Excerpted data:
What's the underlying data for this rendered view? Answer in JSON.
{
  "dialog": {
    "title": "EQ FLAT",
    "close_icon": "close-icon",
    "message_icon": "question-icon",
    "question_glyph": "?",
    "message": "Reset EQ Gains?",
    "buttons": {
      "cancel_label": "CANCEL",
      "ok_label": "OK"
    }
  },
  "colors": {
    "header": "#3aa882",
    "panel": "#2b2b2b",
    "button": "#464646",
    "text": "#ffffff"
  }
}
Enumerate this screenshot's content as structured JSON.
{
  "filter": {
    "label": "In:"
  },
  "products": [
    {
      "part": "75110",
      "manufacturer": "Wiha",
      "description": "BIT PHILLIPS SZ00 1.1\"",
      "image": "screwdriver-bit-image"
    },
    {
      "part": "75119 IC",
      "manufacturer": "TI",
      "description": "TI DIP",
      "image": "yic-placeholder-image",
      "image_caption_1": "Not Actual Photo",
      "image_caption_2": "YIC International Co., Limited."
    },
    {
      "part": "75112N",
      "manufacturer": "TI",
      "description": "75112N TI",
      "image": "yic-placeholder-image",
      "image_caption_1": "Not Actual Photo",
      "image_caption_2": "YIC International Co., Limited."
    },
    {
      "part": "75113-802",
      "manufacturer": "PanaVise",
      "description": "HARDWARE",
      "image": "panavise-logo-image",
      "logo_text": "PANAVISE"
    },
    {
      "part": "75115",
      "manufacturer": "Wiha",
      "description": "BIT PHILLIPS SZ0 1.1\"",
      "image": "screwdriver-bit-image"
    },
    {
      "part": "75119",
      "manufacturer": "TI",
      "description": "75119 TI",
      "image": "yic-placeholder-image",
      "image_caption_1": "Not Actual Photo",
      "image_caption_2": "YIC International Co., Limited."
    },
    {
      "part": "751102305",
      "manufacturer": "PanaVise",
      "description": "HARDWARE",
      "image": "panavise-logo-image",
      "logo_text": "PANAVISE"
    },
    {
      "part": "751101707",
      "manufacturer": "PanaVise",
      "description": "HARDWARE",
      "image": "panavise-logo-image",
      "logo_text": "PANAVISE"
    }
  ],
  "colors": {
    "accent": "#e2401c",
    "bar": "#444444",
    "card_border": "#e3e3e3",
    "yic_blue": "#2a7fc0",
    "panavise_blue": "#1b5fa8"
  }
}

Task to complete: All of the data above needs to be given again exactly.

Exercise result:
What's the underlying data for this rendered view? Answer in JSON.
{
  "dialog": {
    "title": "EQ FLAT",
    "close_icon": "close-icon",
    "message_icon": "question-icon",
    "question_glyph": "?",
    "message": "Reset EQ Gains?",
    "buttons": {
      "cancel_label": "CANCEL",
      "ok_label": "OK"
    }
  },
  "colors": {
    "header": "#3aa882",
    "panel": "#2b2b2b",
    "button": "#464646",
    "text": "#ffffff"
  }
}
Enumerate this screenshot's content as structured JSON.
{
  "filter": {
    "label": "In:"
  },
  "products": [
    {
      "part": "75110",
      "manufacturer": "Wiha",
      "description": "BIT PHILLIPS SZ00 1.1\"",
      "image": "screwdriver-bit-image"
    },
    {
      "part": "75119 IC",
      "manufacturer": "TI",
      "description": "TI DIP",
      "image": "yic-placeholder-image",
      "image_caption_1": "Not Actual Photo",
      "image_caption_2": "YIC International Co., Limited."
    },
    {
      "part": "75112N",
      "manufacturer": "TI",
      "description": "75112N TI",
      "image": "yic-placeholder-image",
      "image_caption_1": "Not Actual Photo",
      "image_caption_2": "YIC International Co., Limited."
    },
    {
      "part": "75113-802",
      "manufacturer": "PanaVise",
      "description": "HARDWARE",
      "image": "panavise-logo-image",
      "logo_text": "PANAVISE"
    },
    {
      "part": "75115",
      "manufacturer": "Wiha",
      "description": "BIT PHILLIPS SZ0 1.1\"",
      "image": "screwdriver-bit-image"
    },
    {
      "part": "75119",
      "manufacturer": "TI",
      "description": "75119 TI",
      "image": "yic-placeholder-image",
      "image_caption_1": "Not Actual Photo",
      "image_caption_2": "YIC International Co., Limited."
    },
    {
      "part": "751102305",
      "manufacturer": "PanaVise",
      "description": "HARDWARE",
      "image": "panavise-logo-image",
      "logo_text": "PANAVISE"
    },
    {
      "part": "751101707",
      "manufacturer": "PanaVise",
      "description": "HARDWARE",
      "image": "panavise-logo-image",
      "logo_text": "PANAVISE"
    }
  ],
  "colors": {
    "accent": "#e2401c",
    "bar": "#444444",
    "card_border": "#e3e3e3",
    "yic_blue": "#2a7fc0",
    "panavise_blue": "#1b5fa8"
  }
}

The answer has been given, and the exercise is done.